=== Data extracts ===
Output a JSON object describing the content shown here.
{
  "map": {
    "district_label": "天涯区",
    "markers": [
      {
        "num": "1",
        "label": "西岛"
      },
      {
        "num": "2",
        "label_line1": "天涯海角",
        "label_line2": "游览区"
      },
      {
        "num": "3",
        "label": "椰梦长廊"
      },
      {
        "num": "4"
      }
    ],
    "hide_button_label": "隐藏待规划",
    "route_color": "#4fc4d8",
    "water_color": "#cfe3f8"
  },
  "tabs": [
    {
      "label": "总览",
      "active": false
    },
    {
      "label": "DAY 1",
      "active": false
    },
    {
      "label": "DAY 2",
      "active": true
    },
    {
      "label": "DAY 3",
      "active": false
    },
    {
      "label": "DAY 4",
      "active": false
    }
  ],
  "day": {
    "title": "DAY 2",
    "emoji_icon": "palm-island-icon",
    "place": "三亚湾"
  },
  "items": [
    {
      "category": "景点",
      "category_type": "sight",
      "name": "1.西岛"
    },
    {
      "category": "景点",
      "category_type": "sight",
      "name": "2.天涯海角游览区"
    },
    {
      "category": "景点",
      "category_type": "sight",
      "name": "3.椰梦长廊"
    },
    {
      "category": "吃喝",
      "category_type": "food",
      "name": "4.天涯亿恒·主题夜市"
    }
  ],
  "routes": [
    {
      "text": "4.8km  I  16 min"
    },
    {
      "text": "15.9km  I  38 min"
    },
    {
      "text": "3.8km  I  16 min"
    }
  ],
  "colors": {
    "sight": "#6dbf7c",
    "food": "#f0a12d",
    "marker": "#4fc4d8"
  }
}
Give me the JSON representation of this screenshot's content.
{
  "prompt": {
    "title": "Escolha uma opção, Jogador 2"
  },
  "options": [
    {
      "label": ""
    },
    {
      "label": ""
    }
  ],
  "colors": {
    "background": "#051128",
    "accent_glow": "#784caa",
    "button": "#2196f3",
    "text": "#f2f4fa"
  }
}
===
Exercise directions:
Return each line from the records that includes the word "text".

Task solution:
      "text": "4.8km  I  16 min"
      "text": "15.9km  I  38 min"
      "text": "3.8km  I  16 min"
    "text": "#f2f4fa"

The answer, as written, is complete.